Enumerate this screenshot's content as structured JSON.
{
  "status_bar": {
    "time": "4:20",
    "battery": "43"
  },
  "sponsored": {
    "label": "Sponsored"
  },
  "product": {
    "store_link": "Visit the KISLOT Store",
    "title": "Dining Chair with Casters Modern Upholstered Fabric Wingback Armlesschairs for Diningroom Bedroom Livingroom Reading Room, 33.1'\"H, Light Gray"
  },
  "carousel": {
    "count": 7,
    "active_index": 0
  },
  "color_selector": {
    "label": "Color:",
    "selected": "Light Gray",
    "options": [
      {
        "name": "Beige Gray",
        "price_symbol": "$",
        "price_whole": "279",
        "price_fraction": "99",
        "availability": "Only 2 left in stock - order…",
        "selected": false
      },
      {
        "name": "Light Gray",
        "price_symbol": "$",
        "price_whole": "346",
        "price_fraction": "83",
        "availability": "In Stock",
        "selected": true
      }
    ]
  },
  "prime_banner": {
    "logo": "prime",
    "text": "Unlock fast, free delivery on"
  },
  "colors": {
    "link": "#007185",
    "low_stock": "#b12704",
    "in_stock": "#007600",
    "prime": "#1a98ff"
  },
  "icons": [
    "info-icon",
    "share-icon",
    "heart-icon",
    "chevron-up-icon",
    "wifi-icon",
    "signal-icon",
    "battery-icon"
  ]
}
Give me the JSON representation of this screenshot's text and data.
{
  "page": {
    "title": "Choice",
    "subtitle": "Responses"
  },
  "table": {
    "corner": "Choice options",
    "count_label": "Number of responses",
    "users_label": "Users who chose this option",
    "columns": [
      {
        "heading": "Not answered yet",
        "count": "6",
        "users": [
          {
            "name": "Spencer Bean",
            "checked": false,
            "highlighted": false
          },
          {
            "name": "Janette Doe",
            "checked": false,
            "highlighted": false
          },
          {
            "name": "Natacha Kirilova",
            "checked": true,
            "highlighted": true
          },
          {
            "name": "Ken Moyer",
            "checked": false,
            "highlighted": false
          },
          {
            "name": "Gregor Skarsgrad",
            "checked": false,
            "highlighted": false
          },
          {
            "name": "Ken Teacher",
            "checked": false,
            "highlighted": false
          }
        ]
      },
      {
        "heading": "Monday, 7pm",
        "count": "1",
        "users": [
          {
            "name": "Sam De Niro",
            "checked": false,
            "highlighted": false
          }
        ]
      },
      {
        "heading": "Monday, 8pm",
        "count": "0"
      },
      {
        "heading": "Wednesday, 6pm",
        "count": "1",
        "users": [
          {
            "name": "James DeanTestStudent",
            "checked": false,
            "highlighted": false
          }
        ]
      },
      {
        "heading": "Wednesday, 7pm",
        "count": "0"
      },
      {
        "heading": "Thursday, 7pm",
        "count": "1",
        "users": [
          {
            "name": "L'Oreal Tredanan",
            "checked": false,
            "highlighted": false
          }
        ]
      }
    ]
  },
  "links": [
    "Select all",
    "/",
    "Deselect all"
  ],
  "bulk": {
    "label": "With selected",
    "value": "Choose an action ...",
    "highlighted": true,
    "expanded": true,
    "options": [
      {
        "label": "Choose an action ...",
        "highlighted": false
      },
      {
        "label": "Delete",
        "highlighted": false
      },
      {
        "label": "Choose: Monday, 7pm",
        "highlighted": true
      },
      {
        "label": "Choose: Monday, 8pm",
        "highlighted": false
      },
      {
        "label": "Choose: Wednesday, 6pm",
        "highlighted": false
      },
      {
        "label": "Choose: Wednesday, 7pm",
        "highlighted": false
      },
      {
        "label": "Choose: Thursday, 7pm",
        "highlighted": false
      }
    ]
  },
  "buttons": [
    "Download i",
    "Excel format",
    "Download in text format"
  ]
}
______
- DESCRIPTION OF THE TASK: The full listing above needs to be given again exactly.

- RESPONSE AREA:
Enumerate this screenshot's content as structured JSON.
{
  "status_bar": {
    "time": "4:20",
    "battery": "43"
  },
  "sponsored": {
    "label": "Sponsored"
  },
  "product": {
    "store_link": "Visit the KISLOT Store",
    "title": "Dining Chair with Casters Modern Upholstered Fabric Wingback Armlesschairs for Diningroom Bedroom Livingroom Reading Room, 33.1'\"H, Light Gray"
  },
  "carousel": {
    "count": 7,
    "active_index": 0
  },
  "color_selector": {
    "label": "Color:",
    "selected": "Light Gray",
    "options": [
      {
        "name": "Beige Gray",
        "price_symbol": "$",
        "price_whole": "279",
        "price_fraction": "99",
        "availability": "Only 2 left in stock - order…",
        "selected": false
      },
      {
        "name": "Light Gray",
        "price_symbol": "$",
        "price_whole": "346",
        "price_fraction": "83",
        "availability": "In Stock",
        "selected": true
      }
    ]
  },
  "prime_banner": {
    "logo": "prime",
    "text": "Unlock fast, free delivery on"
  },
  "colors": {
    "link": "#007185",
    "low_stock": "#b12704",
    "in_stock": "#007600",
    "prime": "#1a98ff"
  },
  "icons": [
    "info-icon",
    "share-icon",
    "heart-icon",
    "chevron-up-icon",
    "wifi-icon",
    "signal-icon",
    "battery-icon"
  ]
}
Give me the JSON representation of this screenshot's text and data.
{
  "page": {
    "title": "Choice",
    "subtitle": "Responses"
  },
  "table": {
    "corner": "Choice options",
    "count_label": "Number of responses",
    "users_label": "Users who chose this option",
    "columns": [
      {
        "heading": "Not answered yet",
        "count": "6",
        "users": [
          {
            "name": "Spencer Bean",
            "checked": false,
            "highlighted": false
          },
          {
            "name": "Janette Doe",
            "checked": false,
            "highlighted": false
          },
          {
            "name": "Natacha Kirilova",
            "checked": true,
            "highlighted": true
          },
          {
            "name": "Ken Moyer",
            "checked": false,
            "highlighted": false
          },
          {
            "name": "Gregor Skarsgrad",
            "checked": false,
            "highlighted": false
          },
          {
            "name": "Ken Teacher",
            "checked": false,
            "highlighted": false
          }
        ]
      },
      {
        "heading": "Monday, 7pm",
        "count": "1",
        "users": [
          {
            "name": "Sam De Niro",
            "checked": false,
            "highlighted": false
          }
        ]
      },
      {
        "heading": "Monday, 8pm",
        "count": "0"
      },
      {
        "heading": "Wednesday, 6pm",
        "count": "1",
        "users": [
          {
            "name": "James DeanTestStudent",
            "checked": false,
            "highlighted": false
          }
        ]
      },
      {
        "heading": "Wednesday, 7pm",
        "count": "0"
      },
      {
        "heading": "Thursday, 7pm",
        "count": "1",
        "users": [
          {
            "name": "L'Oreal Tredanan",
            "checked": false,
            "highlighted": false
          }
        ]
      }
    ]
  },
  "links": [
    "Select all",
    "/",
    "Deselect all"
  ],
  "bulk": {
    "label": "With selected",
    "value": "Choose an action ...",
    "highlighted": true,
    "expanded": true,
    "options": [
      {
        "label": "Choose an action ...",
        "highlighted": false
      },
      {
        "label": "Delete",
        "highlighted": false
      },
      {
        "label": "Choose: Monday, 7pm",
        "highlighted": true
      },
      {
        "label": "Choose: Monday, 8pm",
        "highlighted": false
      },
      {
        "label": "Choose: Wednesday, 6pm",
        "highlighted": false
      },
      {
        "label": "Choose: Wednesday, 7pm",
        "highlighted": false
      },
      {
        "label": "Choose: Thursday, 7pm",
        "highlighted": false
      }
    ]
  },
  "buttons": [
    "Download i",
    "Excel format",
    "Download in text format"
  ]
}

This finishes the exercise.